PROBLEM TO WORK ON: Print every record exactly as it appears. Leave the pictures out.

Stored items from a collection:
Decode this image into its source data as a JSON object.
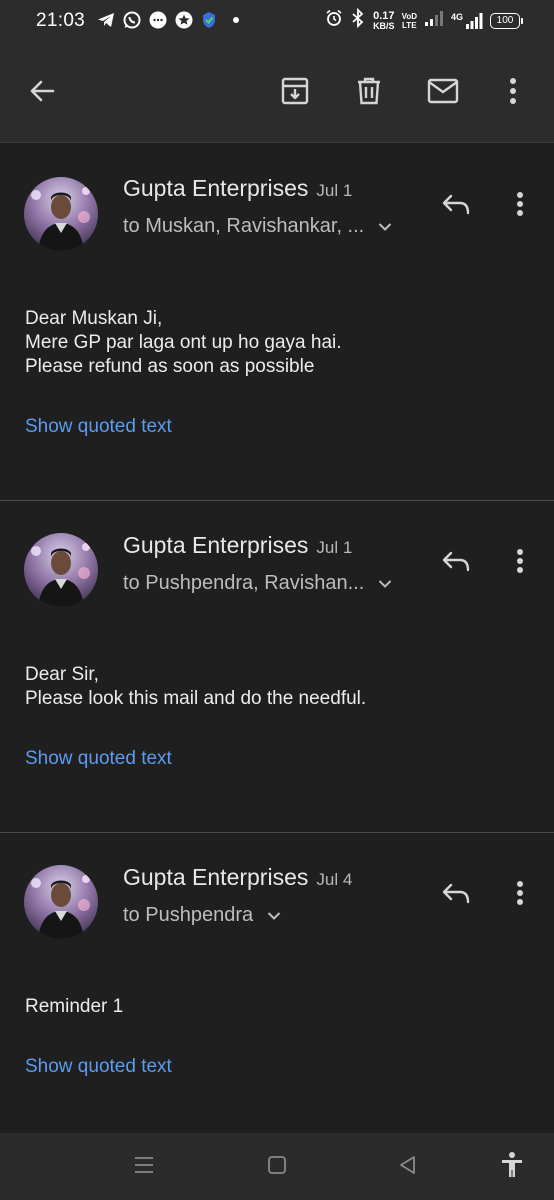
{
  "status_bar": {
    "time": "21:03",
    "speed_value": "0.17",
    "speed_unit": "KB/S",
    "volte_top": "VoD",
    "volte_bottom": "LTE",
    "network_type": "4G",
    "battery": "100",
    "icons": [
      "telegram-icon",
      "whatsapp-icon",
      "chat-bubble-icon",
      "star-icon",
      "vpn-shield-icon",
      "dot-icon",
      "alarm-icon",
      "bluetooth-icon",
      "signal-icon"
    ]
  },
  "app_bar": {
    "icons": [
      "back-arrow-icon",
      "archive-icon",
      "delete-icon",
      "mark-unread-icon",
      "more-vert-icon"
    ]
  },
  "colors": {
    "background": "#1f1f1f",
    "bar_background": "#2c2c2c",
    "link": "#5b9cf2"
  },
  "messages": [
    {
      "sender": "Gupta Enterprises",
      "date": "Jul 1",
      "recipients": "to Muskan, Ravishankar, ...",
      "body": [
        "Dear Muskan Ji,",
        "Mere GP par laga ont up ho gaya hai.",
        "Please refund as soon as possible"
      ],
      "show_quoted": "Show quoted text"
    },
    {
      "sender": "Gupta Enterprises",
      "date": "Jul 1",
      "recipients": "to Pushpendra, Ravishan...",
      "body": [
        "Dear Sir,",
        "Please look this mail and do the needful."
      ],
      "show_quoted": "Show quoted text"
    },
    {
      "sender": "Gupta Enterprises",
      "date": "Jul 4",
      "recipients": "to Pushpendra",
      "body": [
        "Reminder 1"
      ],
      "show_quoted": "Show quoted text"
    }
  ],
  "nav_bar": {
    "icons": [
      "menu-icon",
      "home-square-icon",
      "back-triangle-icon",
      "accessibility-icon"
    ]
  }
}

YOUR SOLUTION:
Decode this image into its source data as a JSON object.
{
  "status_bar": {
    "time": "21:03",
    "speed_value": "0.17",
    "speed_unit": "KB/S",
    "volte_top": "VoD",
    "volte_bottom": "LTE",
    "network_type": "4G",
    "battery": "100",
    "icons": [
      "telegram-icon",
      "whatsapp-icon",
      "chat-bubble-icon",
      "star-icon",
      "vpn-shield-icon",
      "dot-icon",
      "alarm-icon",
      "bluetooth-icon",
      "signal-icon"
    ]
  },
  "app_bar": {
    "icons": [
      "back-arrow-icon",
      "archive-icon",
      "delete-icon",
      "mark-unread-icon",
      "more-vert-icon"
    ]
  },
  "colors": {
    "background": "#1f1f1f",
    "bar_background": "#2c2c2c",
    "link": "#5b9cf2"
  },
  "messages": [
    {
      "sender": "Gupta Enterprises",
      "date": "Jul 1",
      "recipients": "to Muskan, Ravishankar, ...",
      "body": [
        "Dear Muskan Ji,",
        "Mere GP par laga ont up ho gaya hai.",
        "Please refund as soon as possible"
      ],
      "show_quoted": "Show quoted text"
    },
    {
      "sender": "Gupta Enterprises",
      "date": "Jul 1",
      "recipients": "to Pushpendra, Ravishan...",
      "body": [
        "Dear Sir,",
        "Please look this mail and do the needful."
      ],
      "show_quoted": "Show quoted text"
    },
    {
      "sender": "Gupta Enterprises",
      "date": "Jul 4",
      "recipients": "to Pushpendra",
      "body": [
        "Reminder 1"
      ],
      "show_quoted": "Show quoted text"
    }
  ],
  "nav_bar": {
    "icons": [
      "menu-icon",
      "home-square-icon",
      "back-triangle-icon",
      "accessibility-icon"
    ]
  }
}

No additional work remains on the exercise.